[[ Data extract, beginning ]]

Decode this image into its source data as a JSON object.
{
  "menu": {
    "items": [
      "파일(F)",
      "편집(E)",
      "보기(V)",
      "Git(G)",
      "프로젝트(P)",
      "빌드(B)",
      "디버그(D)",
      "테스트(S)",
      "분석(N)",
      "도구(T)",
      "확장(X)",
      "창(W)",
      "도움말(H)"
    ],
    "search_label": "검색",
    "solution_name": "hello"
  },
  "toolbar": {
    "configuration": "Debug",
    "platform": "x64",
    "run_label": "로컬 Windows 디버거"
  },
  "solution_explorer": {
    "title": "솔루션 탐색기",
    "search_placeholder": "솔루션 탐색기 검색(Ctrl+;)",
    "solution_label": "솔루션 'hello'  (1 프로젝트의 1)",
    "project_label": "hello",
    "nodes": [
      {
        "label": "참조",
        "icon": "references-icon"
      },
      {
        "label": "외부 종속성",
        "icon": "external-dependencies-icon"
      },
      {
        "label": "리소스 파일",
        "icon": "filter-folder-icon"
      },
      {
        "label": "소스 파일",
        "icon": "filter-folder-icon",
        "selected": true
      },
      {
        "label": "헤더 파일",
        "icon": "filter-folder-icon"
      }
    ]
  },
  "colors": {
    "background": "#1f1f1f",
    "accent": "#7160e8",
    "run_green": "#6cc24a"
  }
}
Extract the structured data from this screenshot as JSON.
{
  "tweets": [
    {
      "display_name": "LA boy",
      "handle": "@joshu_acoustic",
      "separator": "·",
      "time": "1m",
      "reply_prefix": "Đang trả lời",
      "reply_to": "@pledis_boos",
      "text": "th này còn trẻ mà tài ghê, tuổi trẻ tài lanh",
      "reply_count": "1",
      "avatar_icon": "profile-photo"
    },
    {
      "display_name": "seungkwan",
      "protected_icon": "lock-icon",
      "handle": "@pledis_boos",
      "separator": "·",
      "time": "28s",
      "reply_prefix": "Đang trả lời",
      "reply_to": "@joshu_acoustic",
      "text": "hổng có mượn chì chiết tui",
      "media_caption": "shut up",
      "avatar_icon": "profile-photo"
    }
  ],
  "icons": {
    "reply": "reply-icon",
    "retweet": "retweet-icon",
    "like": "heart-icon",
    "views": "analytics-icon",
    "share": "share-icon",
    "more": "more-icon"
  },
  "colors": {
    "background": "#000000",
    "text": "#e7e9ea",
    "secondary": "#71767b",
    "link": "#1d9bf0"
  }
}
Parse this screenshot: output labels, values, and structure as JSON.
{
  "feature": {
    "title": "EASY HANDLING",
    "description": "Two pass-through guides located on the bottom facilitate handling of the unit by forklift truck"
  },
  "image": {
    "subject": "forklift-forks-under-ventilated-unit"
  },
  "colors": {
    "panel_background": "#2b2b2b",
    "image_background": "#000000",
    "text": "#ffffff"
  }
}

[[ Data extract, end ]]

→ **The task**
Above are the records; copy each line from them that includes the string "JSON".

→ **Answer to this task**
Decode this image into its source data as a JSON object.
Extract the structured data from this screenshot as JSON.
Parse this screenshot: output labels, values, and structure as JSON.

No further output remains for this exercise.